## Task objective
Would you retype every line below without changing anything?

(Records from a dataset)

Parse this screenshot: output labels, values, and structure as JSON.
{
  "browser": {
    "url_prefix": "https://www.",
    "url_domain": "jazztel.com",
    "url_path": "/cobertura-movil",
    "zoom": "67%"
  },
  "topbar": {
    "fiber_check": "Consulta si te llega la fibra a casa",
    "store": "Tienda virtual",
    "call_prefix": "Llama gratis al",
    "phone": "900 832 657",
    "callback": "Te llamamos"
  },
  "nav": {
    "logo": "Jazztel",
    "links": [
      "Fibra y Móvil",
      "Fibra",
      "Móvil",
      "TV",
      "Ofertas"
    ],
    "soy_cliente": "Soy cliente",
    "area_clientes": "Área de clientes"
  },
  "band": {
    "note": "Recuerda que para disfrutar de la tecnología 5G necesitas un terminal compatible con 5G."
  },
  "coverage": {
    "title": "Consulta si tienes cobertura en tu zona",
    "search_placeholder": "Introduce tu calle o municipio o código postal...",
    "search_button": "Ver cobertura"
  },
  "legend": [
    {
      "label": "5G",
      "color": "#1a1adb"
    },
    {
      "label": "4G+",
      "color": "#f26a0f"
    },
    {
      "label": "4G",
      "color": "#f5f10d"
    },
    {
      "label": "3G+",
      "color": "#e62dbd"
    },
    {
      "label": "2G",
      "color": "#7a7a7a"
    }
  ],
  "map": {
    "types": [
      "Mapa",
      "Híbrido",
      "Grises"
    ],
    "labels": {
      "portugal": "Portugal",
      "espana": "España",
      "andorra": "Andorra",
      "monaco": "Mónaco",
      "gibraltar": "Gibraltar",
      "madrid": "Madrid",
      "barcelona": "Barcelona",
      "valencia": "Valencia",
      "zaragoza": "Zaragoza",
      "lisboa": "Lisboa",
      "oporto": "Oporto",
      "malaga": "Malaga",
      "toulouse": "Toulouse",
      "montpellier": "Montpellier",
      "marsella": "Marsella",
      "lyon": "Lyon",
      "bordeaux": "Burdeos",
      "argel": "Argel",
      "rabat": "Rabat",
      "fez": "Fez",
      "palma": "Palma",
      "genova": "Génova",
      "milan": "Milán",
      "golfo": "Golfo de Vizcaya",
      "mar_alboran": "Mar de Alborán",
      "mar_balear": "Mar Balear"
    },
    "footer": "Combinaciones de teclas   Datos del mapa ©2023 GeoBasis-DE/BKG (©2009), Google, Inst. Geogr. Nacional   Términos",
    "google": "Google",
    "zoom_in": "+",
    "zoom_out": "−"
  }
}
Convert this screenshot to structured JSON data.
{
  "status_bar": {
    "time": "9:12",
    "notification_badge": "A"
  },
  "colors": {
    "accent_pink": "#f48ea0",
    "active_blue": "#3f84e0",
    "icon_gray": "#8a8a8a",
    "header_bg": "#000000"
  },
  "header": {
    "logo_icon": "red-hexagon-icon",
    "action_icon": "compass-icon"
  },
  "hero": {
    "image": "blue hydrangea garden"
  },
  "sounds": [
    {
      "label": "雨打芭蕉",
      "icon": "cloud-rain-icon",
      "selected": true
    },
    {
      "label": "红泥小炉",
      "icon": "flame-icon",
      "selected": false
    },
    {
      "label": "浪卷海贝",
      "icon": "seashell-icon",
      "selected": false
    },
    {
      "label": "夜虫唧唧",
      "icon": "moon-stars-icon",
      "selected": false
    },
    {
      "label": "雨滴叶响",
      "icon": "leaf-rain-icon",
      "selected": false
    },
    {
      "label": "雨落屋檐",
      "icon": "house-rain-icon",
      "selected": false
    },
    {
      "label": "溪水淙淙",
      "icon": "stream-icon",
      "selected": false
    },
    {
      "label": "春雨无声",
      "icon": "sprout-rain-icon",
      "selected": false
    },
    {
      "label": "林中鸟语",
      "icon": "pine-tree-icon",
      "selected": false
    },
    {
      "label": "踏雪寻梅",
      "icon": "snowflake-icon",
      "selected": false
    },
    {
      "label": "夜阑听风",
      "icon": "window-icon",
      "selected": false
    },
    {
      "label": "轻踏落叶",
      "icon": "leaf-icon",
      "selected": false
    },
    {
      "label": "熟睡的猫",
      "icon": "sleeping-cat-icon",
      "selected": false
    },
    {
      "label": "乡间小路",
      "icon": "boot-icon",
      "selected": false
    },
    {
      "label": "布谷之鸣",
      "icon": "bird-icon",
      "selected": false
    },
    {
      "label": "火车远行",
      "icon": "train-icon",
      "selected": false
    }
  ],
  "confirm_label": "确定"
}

## Expected answer
Parse this screenshot: output labels, values, and structure as JSON.
{
  "browser": {
    "url_prefix": "https://www.",
    "url_domain": "jazztel.com",
    "url_path": "/cobertura-movil",
    "zoom": "67%"
  },
  "topbar": {
    "fiber_check": "Consulta si te llega la fibra a casa",
    "store": "Tienda virtual",
    "call_prefix": "Llama gratis al",
    "phone": "900 832 657",
    "callback": "Te llamamos"
  },
  "nav": {
    "logo": "Jazztel",
    "links": [
      "Fibra y Móvil",
      "Fibra",
      "Móvil",
      "TV",
      "Ofertas"
    ],
    "soy_cliente": "Soy cliente",
    "area_clientes": "Área de clientes"
  },
  "band": {
    "note": "Recuerda que para disfrutar de la tecnología 5G necesitas un terminal compatible con 5G."
  },
  "coverage": {
    "title": "Consulta si tienes cobertura en tu zona",
    "search_placeholder": "Introduce tu calle o municipio o código postal...",
    "search_button": "Ver cobertura"
  },
  "legend": [
    {
      "label": "5G",
      "color": "#1a1adb"
    },
    {
      "label": "4G+",
      "color": "#f26a0f"
    },
    {
      "label": "4G",
      "color": "#f5f10d"
    },
    {
      "label": "3G+",
      "color": "#e62dbd"
    },
    {
      "label": "2G",
      "color": "#7a7a7a"
    }
  ],
  "map": {
    "types": [
      "Mapa",
      "Híbrido",
      "Grises"
    ],
    "labels": {
      "portugal": "Portugal",
      "espana": "España",
      "andorra": "Andorra",
      "monaco": "Mónaco",
      "gibraltar": "Gibraltar",
      "madrid": "Madrid",
      "barcelona": "Barcelona",
      "valencia": "Valencia",
      "zaragoza": "Zaragoza",
      "lisboa": "Lisboa",
      "oporto": "Oporto",
      "malaga": "Malaga",
      "toulouse": "Toulouse",
      "montpellier": "Montpellier",
      "marsella": "Marsella",
      "lyon": "Lyon",
      "bordeaux": "Burdeos",
      "argel": "Argel",
      "rabat": "Rabat",
      "fez": "Fez",
      "palma": "Palma",
      "genova": "Génova",
      "milan": "Milán",
      "golfo": "Golfo de Vizcaya",
      "mar_alboran": "Mar de Alborán",
      "mar_balear": "Mar Balear"
    },
    "footer": "Combinaciones de teclas   Datos del mapa ©2023 GeoBasis-DE/BKG (©2009), Google, Inst. Geogr. Nacional   Términos",
    "google": "Google",
    "zoom_in": "+",
    "zoom_out": "−"
  }
}
Convert this screenshot to structured JSON data.
{
  "status_bar": {
    "time": "9:12",
    "notification_badge": "A"
  },
  "colors": {
    "accent_pink": "#f48ea0",
    "active_blue": "#3f84e0",
    "icon_gray": "#8a8a8a",
    "header_bg": "#000000"
  },
  "header": {
    "logo_icon": "red-hexagon-icon",
    "action_icon": "compass-icon"
  },
  "hero": {
    "image": "blue hydrangea garden"
  },
  "sounds": [
    {
      "label": "雨打芭蕉",
      "icon": "cloud-rain-icon",
      "selected": true
    },
    {
      "label": "红泥小炉",
      "icon": "flame-icon",
      "selected": false
    },
    {
      "label": "浪卷海贝",
      "icon": "seashell-icon",
      "selected": false
    },
    {
      "label": "夜虫唧唧",
      "icon": "moon-stars-icon",
      "selected": false
    },
    {
      "label": "雨滴叶响",
      "icon": "leaf-rain-icon",
      "selected": false
    },
    {
      "label": "雨落屋檐",
      "icon": "house-rain-icon",
      "selected": false
    },
    {
      "label": "溪水淙淙",
      "icon": "stream-icon",
      "selected": false
    },
    {
      "label": "春雨无声",
      "icon": "sprout-rain-icon",
      "selected": false
    },
    {
      "label": "林中鸟语",
      "icon": "pine-tree-icon",
      "selected": false
    },
    {
      "label": "踏雪寻梅",
      "icon": "snowflake-icon",
      "selected": false
    },
    {
      "label": "夜阑听风",
      "icon": "window-icon",
      "selected": false
    },
    {
      "label": "轻踏落叶",
      "icon": "leaf-icon",
      "selected": false
    },
    {
      "label": "熟睡的猫",
      "icon": "sleeping-cat-icon",
      "selected": false
    },
    {
      "label": "乡间小路",
      "icon": "boot-icon",
      "selected": false
    },
    {
      "label": "布谷之鸣",
      "icon": "bird-icon",
      "selected": false
    },
    {
      "label": "火车远行",
      "icon": "train-icon",
      "selected": false
    }
  ],
  "confirm_label": "确定"
}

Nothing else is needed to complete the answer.